"The evidence further demonstrates that Choate did not learn that Nix had been personally summoned by the court's assistant on Aug. 21 (2019) until halfway through the 20-second exchange that took place between Nix and Choate outside the courtroom," the opinion states. "Again, this information came from Nix -- Choate's employee -- not the court."
While Choate allegedly told Nix, "You need to leave," during the verbal exchange, Nix did not leave and testified in the two juvenile hearings.
"Even viewing this evidence in the light most favorable to the state, we hold that the Aug. 20 and Aug. 21 (2019) conversations between Nix and Choate cannot be construed as notice to her of a definite court order. Accordingly, we hold that there is a lack of substantial evidence supporting the finding that Choate willfully disobeyed or resisted an order or process of the court," the opinion states. "In conclusion, we do not condone Choate's behavior toward her employee, Nix. At best it was unprofessional, and by multiple accounts, it was aggressive, harsh and confrontational."
The higher court's ruling states that Choate's behavior "simply does not rise to the level of indirect criminal contempt of court."
That finding led the appellate court to reverse and dismiss Johnson's order of Oct. 30, 2019.
The higher court declined to issue an opinion concerning the order from Johnson issued in September 2019 banning Choate from the detention center premises, noting that it lacked jurisdiction because an appeal of that order wasn't filed in time.
According to officials in Miller County, Choate officially resigned her position Jan. 1 of this year. Choate received paid leave from the time of the Sept. 5, 2019, order until May 2020 when the Miller County Quorum Court voted to suspend her without pay.
Choate officially resigned from the position Jan. 1 of this year, according to county officials.

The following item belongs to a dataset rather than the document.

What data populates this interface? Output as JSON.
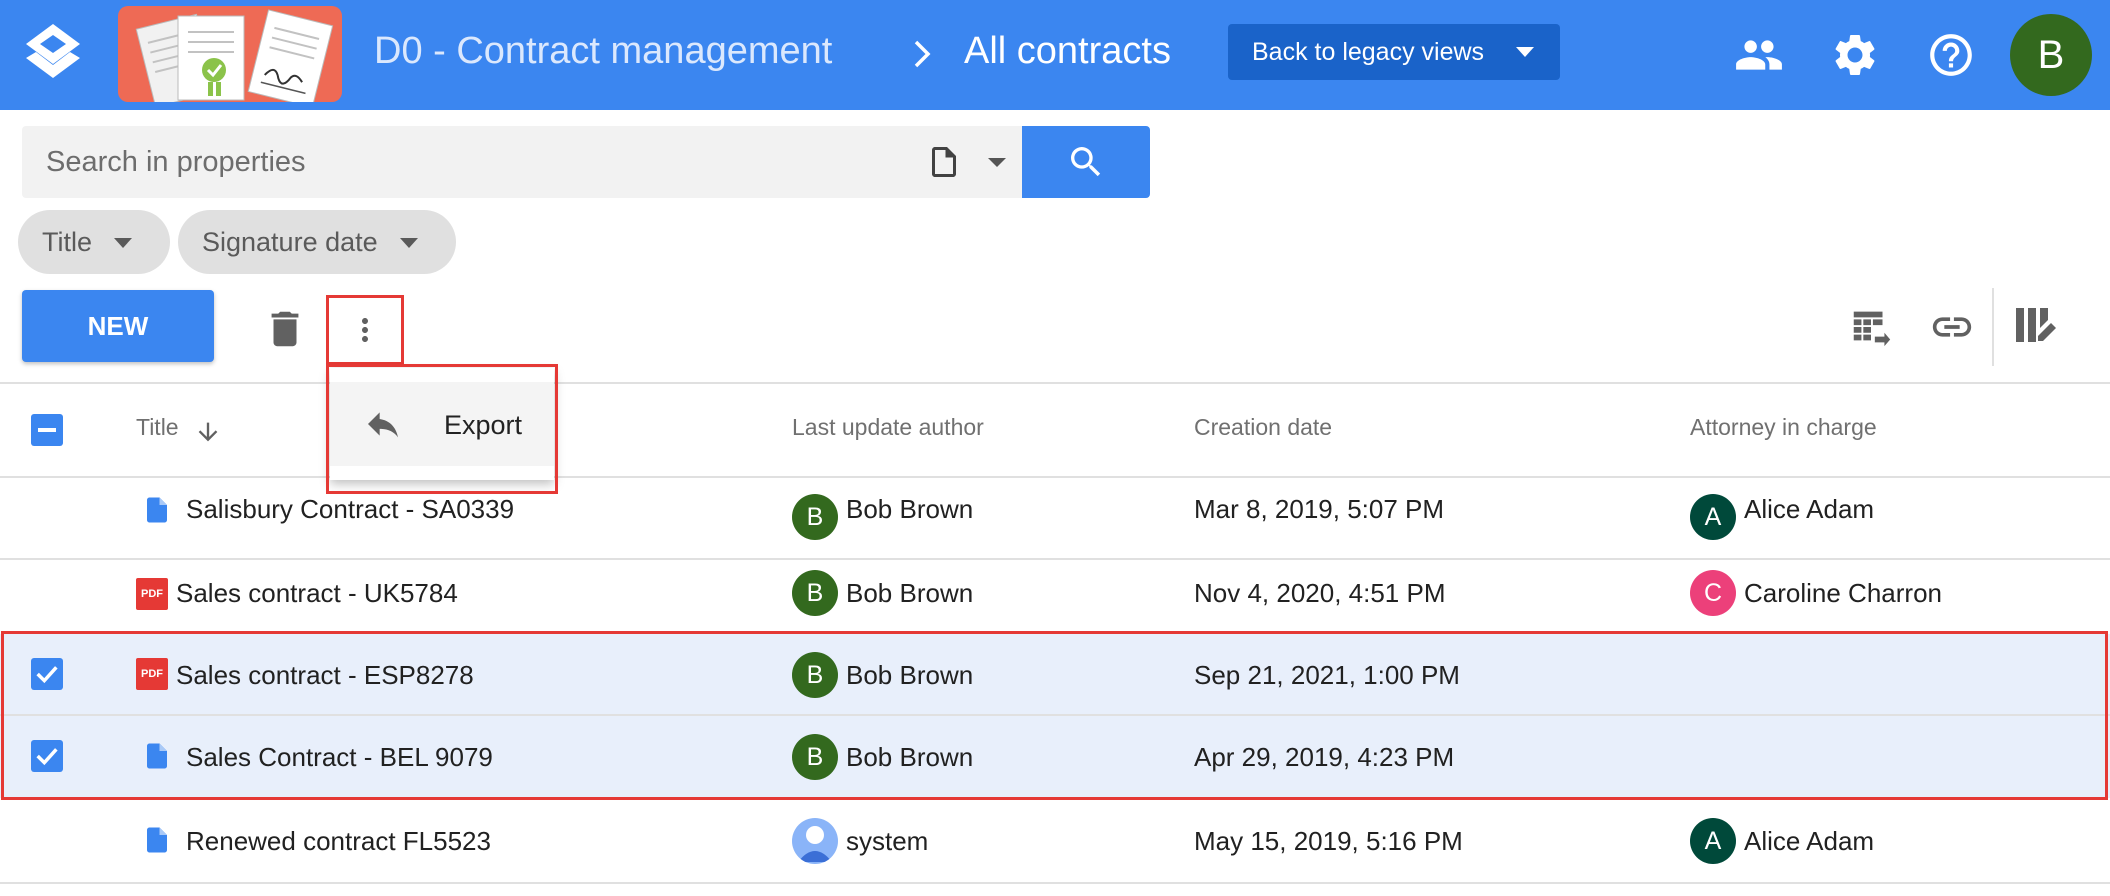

Choate made history in Bowie County, Texas, as the first woman elected as sheriff in 1988. She served as Bowie County sheriff from 1989 to the end of 2000.